Biswajit Dhar: I think we are going to go more towards the road of economic nationalism. There have been very clear signals in the last few years. India has gone more protectionist, and the average tariffs have actually gone up. We don’t need to guess what the tariff policy is going to be. I think it is going to be even more protectionist. There have been statements which have been made by most of the major ministers saying that we need to promote domestic goods, we need to shun imported goods, and even products made by foreign companies. That is very, very disturbing. If for everything from air conditioners to furniture to leather products, we start talking about indigenisation, that means we are trying to go down the path of import substitution. In this day and age, you can’t really do that. There are practical problems, because in order to go down that path, you have to garner huge resources which India doesn't have. And surely India is not talking about autarky. Going forward, I think policymakers are not going to make life easy for any of the investors or those who want to do business in India, because there will be these conflicting signals. On the one hand, there are some people who say that we should go and do an FTA with the U.S. On the other hand, you find these strong voices of economic nationalism which are coming in. One thing which is very important for any country today in the world that we live in is that policies must be predictable and transparent. Unfortunately, we seem to have neither. I wouldn’t want to be in the shoes of foreign investors or foreign companies. I have been talking to some of them, and they really don't know what’s going on here. This kind of muddling through is going to be the new normal.

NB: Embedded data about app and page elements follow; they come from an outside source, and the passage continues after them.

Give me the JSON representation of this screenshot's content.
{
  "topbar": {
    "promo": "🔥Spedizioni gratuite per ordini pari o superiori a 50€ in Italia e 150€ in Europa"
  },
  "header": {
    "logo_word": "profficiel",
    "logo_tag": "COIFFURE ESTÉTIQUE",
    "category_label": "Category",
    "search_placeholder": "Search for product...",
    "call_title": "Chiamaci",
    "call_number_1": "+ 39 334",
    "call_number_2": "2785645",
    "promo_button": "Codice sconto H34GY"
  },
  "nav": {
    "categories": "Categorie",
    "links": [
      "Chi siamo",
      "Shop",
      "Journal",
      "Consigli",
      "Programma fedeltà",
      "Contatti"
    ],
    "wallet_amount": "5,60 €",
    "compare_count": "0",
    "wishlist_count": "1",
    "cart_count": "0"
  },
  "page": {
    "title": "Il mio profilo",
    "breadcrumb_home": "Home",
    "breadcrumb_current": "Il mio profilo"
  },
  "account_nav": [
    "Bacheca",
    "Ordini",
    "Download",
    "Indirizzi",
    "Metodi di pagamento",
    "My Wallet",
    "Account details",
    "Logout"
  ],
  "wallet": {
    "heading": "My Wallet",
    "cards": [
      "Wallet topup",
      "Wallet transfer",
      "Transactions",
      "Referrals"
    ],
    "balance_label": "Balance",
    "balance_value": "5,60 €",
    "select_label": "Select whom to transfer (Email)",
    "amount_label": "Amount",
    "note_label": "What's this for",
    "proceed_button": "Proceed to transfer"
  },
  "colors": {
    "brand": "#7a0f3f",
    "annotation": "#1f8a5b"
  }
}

Amitendu Palit, is Professor at the Institute of South Asian Studies, National University of Singapore; Biswajit Dhar is Professor at the Centre for Economic Studies and Planning, Jawaharlal Nehru University